What is being asked: For the entries below, count the lines that contain the word "screenshot" and reply with that number only.

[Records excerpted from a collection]

====

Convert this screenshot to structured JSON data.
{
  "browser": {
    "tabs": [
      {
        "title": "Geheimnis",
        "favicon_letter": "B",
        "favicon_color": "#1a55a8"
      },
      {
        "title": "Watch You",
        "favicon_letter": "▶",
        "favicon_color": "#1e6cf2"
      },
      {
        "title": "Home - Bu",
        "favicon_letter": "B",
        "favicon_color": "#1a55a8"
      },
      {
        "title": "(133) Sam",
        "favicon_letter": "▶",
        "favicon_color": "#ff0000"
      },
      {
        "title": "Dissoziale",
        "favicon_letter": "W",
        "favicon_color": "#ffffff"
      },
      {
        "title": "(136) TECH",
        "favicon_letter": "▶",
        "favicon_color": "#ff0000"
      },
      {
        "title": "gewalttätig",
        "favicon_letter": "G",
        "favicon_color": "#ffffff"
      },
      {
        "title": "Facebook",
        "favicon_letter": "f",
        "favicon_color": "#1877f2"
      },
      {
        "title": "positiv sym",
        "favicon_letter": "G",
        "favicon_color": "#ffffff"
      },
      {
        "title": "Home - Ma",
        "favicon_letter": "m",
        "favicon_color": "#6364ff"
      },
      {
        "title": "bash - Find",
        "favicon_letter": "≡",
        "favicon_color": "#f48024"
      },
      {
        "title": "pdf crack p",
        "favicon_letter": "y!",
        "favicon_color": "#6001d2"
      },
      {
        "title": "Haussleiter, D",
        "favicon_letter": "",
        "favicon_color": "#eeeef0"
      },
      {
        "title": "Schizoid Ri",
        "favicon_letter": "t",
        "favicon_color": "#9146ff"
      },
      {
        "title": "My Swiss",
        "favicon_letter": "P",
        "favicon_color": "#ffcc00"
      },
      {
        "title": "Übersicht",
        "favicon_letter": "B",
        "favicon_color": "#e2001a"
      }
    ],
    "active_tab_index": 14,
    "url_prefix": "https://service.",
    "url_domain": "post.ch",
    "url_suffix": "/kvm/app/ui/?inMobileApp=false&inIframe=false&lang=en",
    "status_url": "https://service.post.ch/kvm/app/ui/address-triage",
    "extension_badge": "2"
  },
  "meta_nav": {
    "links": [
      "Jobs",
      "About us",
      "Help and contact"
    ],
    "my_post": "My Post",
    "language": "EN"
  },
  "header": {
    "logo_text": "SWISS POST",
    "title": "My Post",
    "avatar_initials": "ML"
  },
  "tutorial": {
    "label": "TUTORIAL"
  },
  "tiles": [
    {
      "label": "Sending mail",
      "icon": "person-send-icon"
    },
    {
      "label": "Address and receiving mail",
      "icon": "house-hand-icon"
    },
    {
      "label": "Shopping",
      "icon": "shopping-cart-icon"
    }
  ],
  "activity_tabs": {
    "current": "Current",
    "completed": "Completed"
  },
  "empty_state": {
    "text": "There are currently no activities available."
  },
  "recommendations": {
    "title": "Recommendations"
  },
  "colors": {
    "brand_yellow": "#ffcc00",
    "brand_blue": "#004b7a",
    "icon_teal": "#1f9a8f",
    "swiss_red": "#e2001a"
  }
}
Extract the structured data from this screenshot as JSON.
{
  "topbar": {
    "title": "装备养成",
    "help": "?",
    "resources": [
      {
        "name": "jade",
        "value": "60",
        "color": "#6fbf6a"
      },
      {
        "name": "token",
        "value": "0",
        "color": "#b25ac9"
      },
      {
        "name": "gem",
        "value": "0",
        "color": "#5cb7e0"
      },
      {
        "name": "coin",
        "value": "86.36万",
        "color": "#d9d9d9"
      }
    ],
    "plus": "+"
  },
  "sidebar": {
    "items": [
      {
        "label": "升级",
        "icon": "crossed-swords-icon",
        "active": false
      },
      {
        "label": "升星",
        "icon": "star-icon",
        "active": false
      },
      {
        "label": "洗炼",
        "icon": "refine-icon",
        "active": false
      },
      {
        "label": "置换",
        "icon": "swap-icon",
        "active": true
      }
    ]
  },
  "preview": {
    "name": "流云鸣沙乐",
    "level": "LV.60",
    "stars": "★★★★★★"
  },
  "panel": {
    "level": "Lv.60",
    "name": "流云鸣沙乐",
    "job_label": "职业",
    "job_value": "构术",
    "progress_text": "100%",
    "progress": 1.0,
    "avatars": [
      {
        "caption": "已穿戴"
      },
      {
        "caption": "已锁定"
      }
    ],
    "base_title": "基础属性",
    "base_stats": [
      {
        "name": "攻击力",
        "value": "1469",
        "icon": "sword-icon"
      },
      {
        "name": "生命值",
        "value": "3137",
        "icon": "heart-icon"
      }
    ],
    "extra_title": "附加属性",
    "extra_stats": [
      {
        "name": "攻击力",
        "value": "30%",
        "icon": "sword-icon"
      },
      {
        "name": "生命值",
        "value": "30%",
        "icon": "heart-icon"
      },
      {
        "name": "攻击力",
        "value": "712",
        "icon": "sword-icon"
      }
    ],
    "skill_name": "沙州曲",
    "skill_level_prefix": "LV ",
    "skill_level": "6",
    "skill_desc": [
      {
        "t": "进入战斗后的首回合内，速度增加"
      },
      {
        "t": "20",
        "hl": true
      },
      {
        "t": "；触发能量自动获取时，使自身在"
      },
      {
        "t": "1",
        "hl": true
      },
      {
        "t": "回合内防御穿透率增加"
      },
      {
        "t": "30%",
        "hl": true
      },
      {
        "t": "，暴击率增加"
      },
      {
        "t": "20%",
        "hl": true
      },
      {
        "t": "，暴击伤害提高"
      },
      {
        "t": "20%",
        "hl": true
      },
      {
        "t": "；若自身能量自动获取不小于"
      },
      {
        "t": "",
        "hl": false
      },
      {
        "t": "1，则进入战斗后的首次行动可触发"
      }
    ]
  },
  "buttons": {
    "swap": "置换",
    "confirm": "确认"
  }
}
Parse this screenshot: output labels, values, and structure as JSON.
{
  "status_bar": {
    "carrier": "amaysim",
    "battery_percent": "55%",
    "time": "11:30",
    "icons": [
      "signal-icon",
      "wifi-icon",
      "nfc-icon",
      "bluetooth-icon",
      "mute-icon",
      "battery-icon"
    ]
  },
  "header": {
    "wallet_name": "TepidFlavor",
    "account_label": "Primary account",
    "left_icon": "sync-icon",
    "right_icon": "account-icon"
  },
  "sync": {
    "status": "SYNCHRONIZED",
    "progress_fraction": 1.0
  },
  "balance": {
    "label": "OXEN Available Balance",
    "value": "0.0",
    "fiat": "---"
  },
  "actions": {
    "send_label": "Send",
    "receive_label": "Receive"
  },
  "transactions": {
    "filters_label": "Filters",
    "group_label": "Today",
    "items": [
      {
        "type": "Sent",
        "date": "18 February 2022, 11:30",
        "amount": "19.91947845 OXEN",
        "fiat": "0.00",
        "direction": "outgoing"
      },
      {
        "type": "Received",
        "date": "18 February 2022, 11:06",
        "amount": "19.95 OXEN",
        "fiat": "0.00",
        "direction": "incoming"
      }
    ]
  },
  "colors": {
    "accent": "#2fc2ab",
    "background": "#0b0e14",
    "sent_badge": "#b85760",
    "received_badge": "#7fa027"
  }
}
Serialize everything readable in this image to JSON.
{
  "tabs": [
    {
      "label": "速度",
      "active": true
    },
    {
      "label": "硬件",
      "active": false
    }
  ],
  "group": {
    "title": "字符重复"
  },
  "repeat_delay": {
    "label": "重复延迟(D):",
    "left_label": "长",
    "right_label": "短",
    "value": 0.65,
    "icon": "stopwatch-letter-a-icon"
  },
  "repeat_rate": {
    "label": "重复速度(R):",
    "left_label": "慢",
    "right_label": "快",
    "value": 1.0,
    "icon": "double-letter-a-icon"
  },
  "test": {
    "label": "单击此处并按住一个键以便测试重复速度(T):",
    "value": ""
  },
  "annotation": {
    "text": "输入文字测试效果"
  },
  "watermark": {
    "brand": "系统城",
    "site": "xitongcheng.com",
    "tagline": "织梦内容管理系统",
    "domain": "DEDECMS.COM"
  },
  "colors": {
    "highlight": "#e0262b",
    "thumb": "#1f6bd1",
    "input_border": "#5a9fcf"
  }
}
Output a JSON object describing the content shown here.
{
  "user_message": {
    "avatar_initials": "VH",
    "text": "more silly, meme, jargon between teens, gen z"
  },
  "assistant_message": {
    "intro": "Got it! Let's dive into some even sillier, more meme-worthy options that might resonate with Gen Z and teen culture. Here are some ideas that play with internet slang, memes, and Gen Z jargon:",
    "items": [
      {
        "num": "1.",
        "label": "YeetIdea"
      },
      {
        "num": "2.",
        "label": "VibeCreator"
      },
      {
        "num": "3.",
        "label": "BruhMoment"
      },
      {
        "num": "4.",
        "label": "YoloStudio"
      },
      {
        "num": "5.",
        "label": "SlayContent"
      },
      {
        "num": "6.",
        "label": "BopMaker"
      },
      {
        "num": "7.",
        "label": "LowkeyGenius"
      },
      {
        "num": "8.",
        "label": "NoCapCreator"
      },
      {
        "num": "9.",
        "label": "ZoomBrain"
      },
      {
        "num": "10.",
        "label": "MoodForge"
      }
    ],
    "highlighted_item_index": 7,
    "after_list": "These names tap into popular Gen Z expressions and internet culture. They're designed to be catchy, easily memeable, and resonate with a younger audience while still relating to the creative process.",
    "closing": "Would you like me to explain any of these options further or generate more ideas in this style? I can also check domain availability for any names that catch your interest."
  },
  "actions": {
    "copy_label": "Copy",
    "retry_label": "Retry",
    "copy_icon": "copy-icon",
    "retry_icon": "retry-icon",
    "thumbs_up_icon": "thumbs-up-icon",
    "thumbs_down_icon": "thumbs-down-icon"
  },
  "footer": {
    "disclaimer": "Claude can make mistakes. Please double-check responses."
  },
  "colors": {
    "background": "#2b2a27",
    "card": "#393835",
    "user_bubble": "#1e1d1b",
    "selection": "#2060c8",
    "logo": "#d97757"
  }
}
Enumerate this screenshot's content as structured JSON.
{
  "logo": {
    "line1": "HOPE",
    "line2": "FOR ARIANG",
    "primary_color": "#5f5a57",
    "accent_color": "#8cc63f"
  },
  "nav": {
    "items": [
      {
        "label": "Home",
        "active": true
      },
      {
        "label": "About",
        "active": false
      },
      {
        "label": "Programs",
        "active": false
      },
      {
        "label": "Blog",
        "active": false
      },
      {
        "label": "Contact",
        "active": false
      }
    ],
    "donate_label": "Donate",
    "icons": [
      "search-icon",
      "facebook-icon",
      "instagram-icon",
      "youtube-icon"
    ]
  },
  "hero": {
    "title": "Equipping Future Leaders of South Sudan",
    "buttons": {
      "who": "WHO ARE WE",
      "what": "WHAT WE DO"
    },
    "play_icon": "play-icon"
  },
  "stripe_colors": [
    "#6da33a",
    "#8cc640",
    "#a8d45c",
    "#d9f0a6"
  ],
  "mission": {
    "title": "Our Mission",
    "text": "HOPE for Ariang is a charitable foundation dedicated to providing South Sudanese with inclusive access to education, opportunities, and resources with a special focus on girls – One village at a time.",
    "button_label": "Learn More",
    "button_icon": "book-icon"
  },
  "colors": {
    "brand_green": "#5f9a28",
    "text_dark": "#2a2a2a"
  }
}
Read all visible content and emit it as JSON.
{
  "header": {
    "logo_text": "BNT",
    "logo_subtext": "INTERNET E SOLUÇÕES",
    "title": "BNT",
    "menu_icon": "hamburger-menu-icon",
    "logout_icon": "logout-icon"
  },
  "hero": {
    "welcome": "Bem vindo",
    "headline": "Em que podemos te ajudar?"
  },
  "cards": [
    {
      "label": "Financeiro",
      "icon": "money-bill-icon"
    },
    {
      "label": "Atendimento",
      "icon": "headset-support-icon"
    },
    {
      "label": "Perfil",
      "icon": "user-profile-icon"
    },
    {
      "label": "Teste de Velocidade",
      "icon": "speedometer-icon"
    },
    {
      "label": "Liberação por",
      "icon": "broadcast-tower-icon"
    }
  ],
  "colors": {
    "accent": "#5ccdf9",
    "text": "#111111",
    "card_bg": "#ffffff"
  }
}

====

Result: 4